Consortium for Advanced Simulation of Light Water Reactors staff members Teresa Robison and A.J. Ierulli (on the screen) confer with April Lewis and John Shaw in the VOCC. With the VOCC, researchers who are thousands of miles apart appear to be sitting just across the table -- and communicating with "true eye contact."April 30, 2013 - The Consortium for Advanced Simulation of Light Water Reactors, the Department of Energy's first Innovation Hub, has enlisted top scientists and engineers from around the U.S. to improve the nuclear reactors that provide about 20 percent of the nation's electricity.

But the researchers don't all have to be in one place: CASL, which opened in 2011 and is based at Oak Ridge National Laboratory (ORNL), is using state-of-the-art telepresence and video communications technology to enable the scientists to collaborate over great distances.

"Breakthroughs and innovation occur when smart people are challenging one another face to face. It's that give and take, questioning and debating, that yields the best solutions in the shortest amount of time," said April Lewis, CASL's Collaboration and Ideation Officer and developer of the Virtual Office Community and Computing (VOCC) Laboratory. The VOCC Laboratory houses this unique technology and enables researchers to connect from remote sites.

In person, the VOCC features multiple small-group, digital collaboration work areas with laptop connections that enable shared information display on flat-panel screens, a multi-touch computer display and development environment, touch screen computers connected to high performance clusters and power walls supporting high resolution, 3D modeling and simulation—and even a wall of whiteboards for brainstorming called the "Battlefield of Ideas."

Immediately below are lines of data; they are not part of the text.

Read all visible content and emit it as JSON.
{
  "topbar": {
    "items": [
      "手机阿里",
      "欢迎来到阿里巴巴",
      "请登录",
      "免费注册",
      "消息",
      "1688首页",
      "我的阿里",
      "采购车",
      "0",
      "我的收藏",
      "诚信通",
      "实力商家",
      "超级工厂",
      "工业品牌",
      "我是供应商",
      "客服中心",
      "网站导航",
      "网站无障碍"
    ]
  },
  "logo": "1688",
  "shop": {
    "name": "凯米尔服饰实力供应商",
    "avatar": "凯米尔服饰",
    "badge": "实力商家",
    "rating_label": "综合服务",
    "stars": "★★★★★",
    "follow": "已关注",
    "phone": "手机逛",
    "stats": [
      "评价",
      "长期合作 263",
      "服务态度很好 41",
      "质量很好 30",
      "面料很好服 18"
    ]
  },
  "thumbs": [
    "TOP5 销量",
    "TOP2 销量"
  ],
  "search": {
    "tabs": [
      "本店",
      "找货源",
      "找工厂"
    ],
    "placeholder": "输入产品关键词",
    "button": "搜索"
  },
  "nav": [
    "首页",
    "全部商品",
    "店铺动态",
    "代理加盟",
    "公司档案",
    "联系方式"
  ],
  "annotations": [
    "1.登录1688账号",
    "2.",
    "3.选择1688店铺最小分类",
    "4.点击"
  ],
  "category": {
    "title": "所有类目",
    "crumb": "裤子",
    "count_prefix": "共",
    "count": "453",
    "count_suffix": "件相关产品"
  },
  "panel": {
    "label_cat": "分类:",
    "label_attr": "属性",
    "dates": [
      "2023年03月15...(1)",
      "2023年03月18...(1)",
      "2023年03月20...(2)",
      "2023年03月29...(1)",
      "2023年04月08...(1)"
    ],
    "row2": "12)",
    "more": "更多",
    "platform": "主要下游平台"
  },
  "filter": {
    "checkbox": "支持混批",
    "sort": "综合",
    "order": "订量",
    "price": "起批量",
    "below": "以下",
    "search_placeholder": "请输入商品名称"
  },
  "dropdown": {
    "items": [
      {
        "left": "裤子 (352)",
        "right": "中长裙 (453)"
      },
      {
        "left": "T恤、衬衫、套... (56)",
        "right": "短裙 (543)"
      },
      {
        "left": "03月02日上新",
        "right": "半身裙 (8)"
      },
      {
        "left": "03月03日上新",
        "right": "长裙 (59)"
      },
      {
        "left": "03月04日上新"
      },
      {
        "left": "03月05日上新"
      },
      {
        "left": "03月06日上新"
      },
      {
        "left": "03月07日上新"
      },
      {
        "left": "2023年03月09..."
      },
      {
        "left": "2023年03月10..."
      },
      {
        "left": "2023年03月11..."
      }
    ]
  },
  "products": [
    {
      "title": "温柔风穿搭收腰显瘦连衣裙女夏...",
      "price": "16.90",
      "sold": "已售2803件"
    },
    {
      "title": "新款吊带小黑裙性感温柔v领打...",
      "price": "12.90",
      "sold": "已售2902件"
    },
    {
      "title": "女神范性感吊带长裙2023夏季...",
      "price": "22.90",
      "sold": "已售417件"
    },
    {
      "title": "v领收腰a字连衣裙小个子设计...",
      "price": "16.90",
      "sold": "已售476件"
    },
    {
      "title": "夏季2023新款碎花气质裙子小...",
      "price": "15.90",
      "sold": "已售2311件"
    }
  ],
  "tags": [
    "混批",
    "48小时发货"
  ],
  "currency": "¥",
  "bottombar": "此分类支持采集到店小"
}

The most creative solution to the collaboration challenge, however, lies in the VOCC's custom "telepresence rooms"—small conference rooms equipped with systems of hidden cameras and transparent image planes that make researchers who are thousands of miles apart appear to be sitting just across the table—and communicating with "true eye contact."

"About 70 percent of all communication is facial," said Lewis. CASL's systems, known as VOCC Edge Units, make traditional teleconferences look rough by comparison.

By combining uncannily realistic teleconferencing with data and simulations, the VOCC Laboratory lets researchers share and discuss essential information with key colleagues without the time and expense of travel.

"It substantially reduces collaboration costs over traditional technologies," Lewis said. "VOCC allows three or 300 people to meet, interact, and collaborate in a way that can only be enhanced through face-to-face meetings. VOCC gives me scalability with just the right amount of security. It's easy to use and more reliable than more conventional options. We wanted researchers to essentially 'plug and play' so they can focus on their research."

The CASL Hub has distributed various forms of this technology to all of its research partners. This technology is compatible with mobile devices like tablets and smart phones as well as fixed devices such as legacy conferencing systems, computer desktops, and high-end visualization rooms.

Digital Video Enterprise (DVE) telepresence and Vidyo helped develop the VOCC Edge Units. The VOCC Laboratory entered into a contractual research and non-disclosure agreements with DVE and Vidyo to custom configure the DVE Huddle 70 system with Vidyo's software technology.

In this custom configuration, the camera rests behind an image plane at eye level, hidden from view, providing true eye contact for system users.

The core technology enables design scaling to accommodate more advanced scientific information exchange related to modeling and simulation, so the VOCC Edge Units have been integrated with multiple 3D visualization venues. The VOCC Edge Units are HD quality, inter-operable with SIP and H.323 signaling, provides encryption, eye contact, and delivers a true immersive video exchange experience to CASL innovators. VOCC Edge Units currently are in place at 9 of 10 core CASL partner sites: the Oak Ridge, Los Alamos, Sandia and Idaho national laboratories; Massachusetts Institute of Technology; North Carolina State University; University of Michigan; Westinghouse; and the Electric Power Research Institute.

"ORNL's CASL, through its VOCC Laboratory's collaboration research mission, is pushing the edge of possibilities in virtual environments for scientific collaboration by developing optimal conditions and practices," CASL Director Doug Kothe said.

While the VOCC's first phase has been completed, ORNL is looking to expand beyond CASL, facilitating collaboration with the recently announced Critical Materials Institute based at Ames Laboratory in Iowa. ORNL is one of multiple partners in the institute, another DOE Energy Innovation Hub.

"We are dedicated to the continued use of this very effective tool with our industry and university partners and we look forward to other DOE energy science organizations becoming members of this virtual collaboration framework", Kothe said.

The VOCC Laboratory plans to continue its partnership with Vidyo to support both the Critical Materials Institute and DOE's biggest materials customer, the Department of Defense (DOD). The VOCC Laboratory is piloting an effort to establish a multi-agency collaboration community using a beta version DOD portal provided by Vidyo.

The planned VOCC conferencing capability meets the DOD Joint Interoperability Test Command's requirements, including related Defense Switch Network and IPV6 interoperability requirements. Vidyo is the first software-based, telepresence-quality video conferencing solution to be JITC certified and is fully compatibility with H.323/SIP standards based end points and infrastructure.

CASL is a program within DOE's Office of Nuclear Energy and resides in the Nuclear Science and Engineering Directorate at ORNL.

UT-Battelle manages ORNL for the U.S. Department of Energy, Office of Science. The Office of Science is the single largest supporter of basic research in the physical sciences in the U.S. and is working to address some of the most pressing challenges of our time. For more information, please visit